The Dodgers basically played flat and sloppy all series long against the Padres, doing their worst today in a game they probably deserved to lose due to not making routine plays. Instead, they come out with a potentially important series win after a furious rally while down to their last out, resulting in a 5-2 victory.
While it seems like Julio Urias got off to a slow start in today’s game, it was actually the Dodgers defense that was asleep at the wheel. The game started with a Fernando Tatis Jr. flyball “double” that James Outman misread, Manny Machado followed with a lined double to right-center (that could’ve been caught by Miguel Vargas if he wasn’t holding the runner at second), and Xander Bogaerts “doubled” to right when Mookie Betts dropped his fly ball.
The damage could’ve been worse, but Julio managed to basically get five outs in the inning and it was just 2-0 after 1.
Julio faced the minimum in the 2nd and 3rd, seeing a single erased by a double play. However, the 4th was another mess thanks to a “single” that Vargas basically whiffed on, and a lazy throwing error by Julio himself on a comebacker. Still, he got out of that trouble, then worked around a single in the 5th. The 6th was his last frame, as while he got two outs he also surrendered a walk and a bloop single, which spelled the end of his night.

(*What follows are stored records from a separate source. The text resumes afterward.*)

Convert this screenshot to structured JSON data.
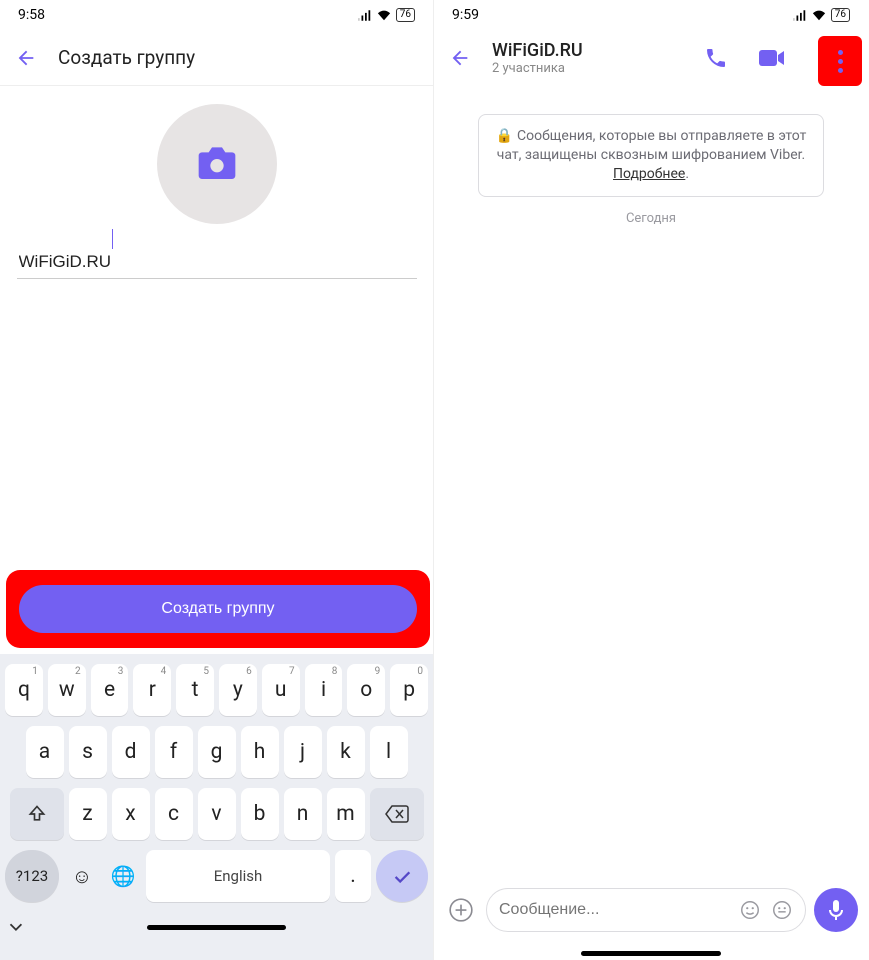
{
  "left": {
    "time": "9:58",
    "battery": "76",
    "header_title": "Создать группу",
    "group_name": "WiFiGiD.RU",
    "create_button": "Создать группу",
    "keyboard": {
      "row1": [
        "q",
        "w",
        "e",
        "r",
        "t",
        "y",
        "u",
        "i",
        "o",
        "p"
      ],
      "row1sup": [
        "1",
        "2",
        "3",
        "4",
        "5",
        "6",
        "7",
        "8",
        "9",
        "0"
      ],
      "row2": [
        "a",
        "s",
        "d",
        "f",
        "g",
        "h",
        "j",
        "k",
        "l"
      ],
      "row3": [
        "z",
        "x",
        "c",
        "v",
        "b",
        "n",
        "m"
      ],
      "sym": "?123",
      "space": "English",
      "dot": "."
    }
  },
  "right": {
    "time": "9:59",
    "battery": "76",
    "chat_title": "WiFiGiD.RU",
    "chat_subtitle": "2 участника",
    "encryption_text": "Сообщения, которые вы отправляете в этот чат, защищены сквозным шифрованием Viber. ",
    "encryption_link": "Подробнее",
    "today": "Сегодня",
    "composer_placeholder": "Сообщение..."
  }
}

While he didn’t miss a ton of bats, his fastball was up two ticks and he could’ve easily thrown up a zero today if the defense helped him: 5.2 IP, 8 H, 2 R, 1 BB, 3 K, 86 Pitches.

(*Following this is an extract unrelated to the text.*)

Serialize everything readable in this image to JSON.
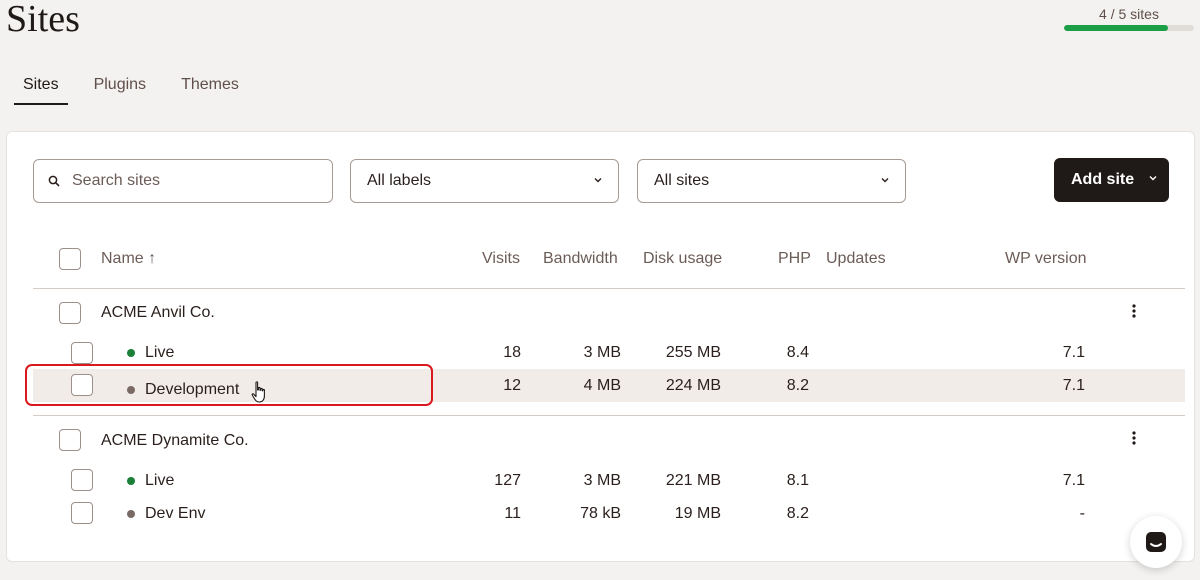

In relief, Yency Almonte came on and did his job with a whiff, and followed with a clean 7th as well. Victor Gonzalez got the 8th and allowed an infield single but nothing else as they kept the Dodgers in the game.

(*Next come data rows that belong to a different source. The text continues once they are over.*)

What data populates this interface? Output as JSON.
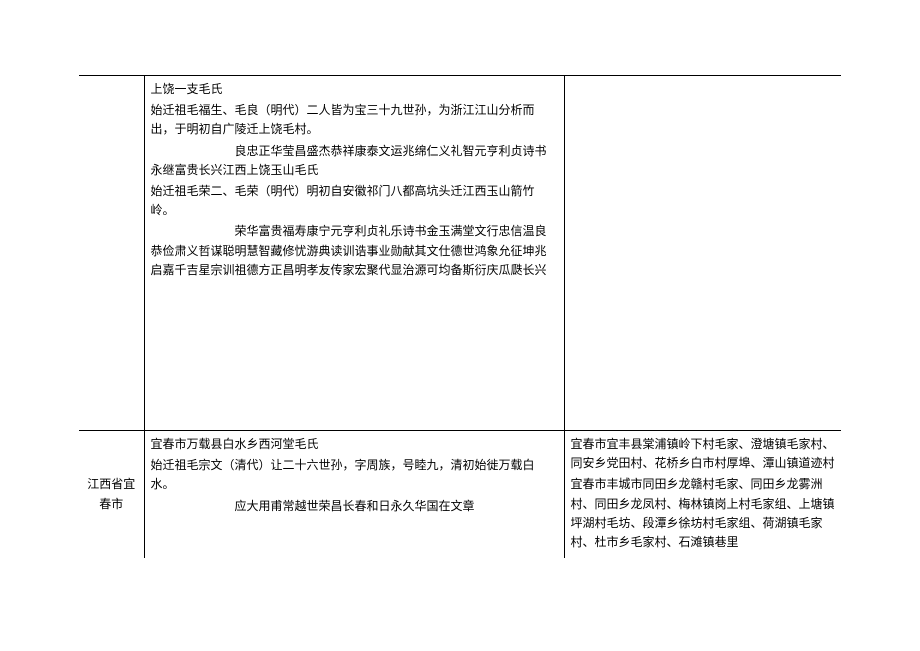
{
  "rows": [
    {
      "label": "",
      "content": {
        "p1": "上饶一支毛氏",
        "p2": "始迁祖毛福生、毛良（明代）二人皆为宝三十九世孙，为浙江江山分析而出，于明初自广陵迁上饶毛村。",
        "p3": "良忠正华莹昌盛杰恭祥康泰文运兆绵仁义礼智元亨利贞诗书永继富贵长兴江西上饶玉山毛氏",
        "p4": "始迁祖毛荣二、毛荣（明代）明初自安徽祁门八都高坑头迁江西玉山箭竹岭。",
        "p5": "荣华富贵福寿康宁元亨利贞礼乐诗书金玉满堂文行忠信温良恭俭肃义哲谋聪明慧智藏修忧游典读训诰事业勋献其文仕德世鸿象允征坤兆启嘉千吉星宗训祖德方正昌明孝友传家宏聚代显治源可均备斯衍庆瓜瓞长兴"
      },
      "places": ""
    },
    {
      "label": "江西省宜春市",
      "content": {
        "p1": "宜春市万载县白水乡西河堂毛氏",
        "p2": "始迁祖毛宗文（清代）让二十六世孙，字周族，号睦九，清初始徙万载白水。",
        "p3": "应大用甫常越世荣昌长春和日永久华国在文章"
      },
      "places": {
        "p1": "宜春市宜丰县棠浦镇岭下村毛家、澄塘镇毛家村、同安乡党田村、花桥乡白市村厚埠、潭山镇道迹村",
        "p2": "宜春市丰城市同田乡龙赣村毛家、同田乡龙雾洲村、同田乡龙凤村、梅林镇岗上村毛家组、上塘镇坪湖村毛坊、段潭乡徐坊村毛家组、荷湖镇毛家村、杜市乡毛家村、石滩镇巷里"
      }
    }
  ]
}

That would pay off later.
On the other side was Joe Musgrove, who had a pair of clean innings to start, but walked two in the 3rd and another in the 4th. However, it took until the 5th for the first hit against him, a Chris Taylor blooper over first.
But there wasn’t any damage against Musgrove, and if it wasn’t for Juan Soto there might never have been. A Freddie Freeman flyball clanged off Soto’s glove for a “double” and Will Smith followed by lining a ball to left for a double of his own to cut the lead to 2-1.
That was the end of Musgrove’s night, as the Padres pen entered and got two outs before a hit by pitch and a walk loaded the bases, but David Peralta‘s struggles continued and he popped out harmlessly.
After a clean 7th, the Dodgers got a double and a walk to start the 8th in what seemed like a potential rally. However, a brutal strikeout from Michael Busch, a lazy Outman flyout, and a Vargas lineout to short killed that off.
Josh Hader entered for the 9th and got two quick outs, but then fell behind Mookie in a 3-1 count. Well, a Dodgers hitter finally sat on something and he jumped all over a ball inside for a shocking game-tying homer that made it 2-2.
Back to the Dodgers pen, Caleb Ferguson was next out and cruised through a 1-2-3 frame on just 10 pitches, including a pair of strikeouts.
That, of course, meant it was time for extras.
With Freddie as the Manfred runner on second, he only advanced to third by the time there were two down, but Michael Busch down to his last strike stroked a single to left for a 3-2 lead.
After a balk, the table was set for James Outman to yank a two-run shot to right for further insurance and a 5-2 lead.
Looking to protect the now three-run lead, Evan Phillips got the 9th and was stellar, not even allowing the Manfred runner to score.
The Dodgers started this series 1-for-22 with RISP, but they ended the series with two hits in their last two at bats to win the game.
|Diamondbacks||19-15 (1.5 GB)|
|Padres||18-17 (3 GB)|
*Either still playing or will play later.
The Dodgers will now travel to Milwaukee for a three-game set against the Brewers (19-15). Tony Gonsolin (3.38 ERA/5.86 FIP/4.32 xERA) will face Freddy Peralta (3.63/3.62/3.68) at 1:40 PM HT/4:40 PM PT/7:40 PM ET.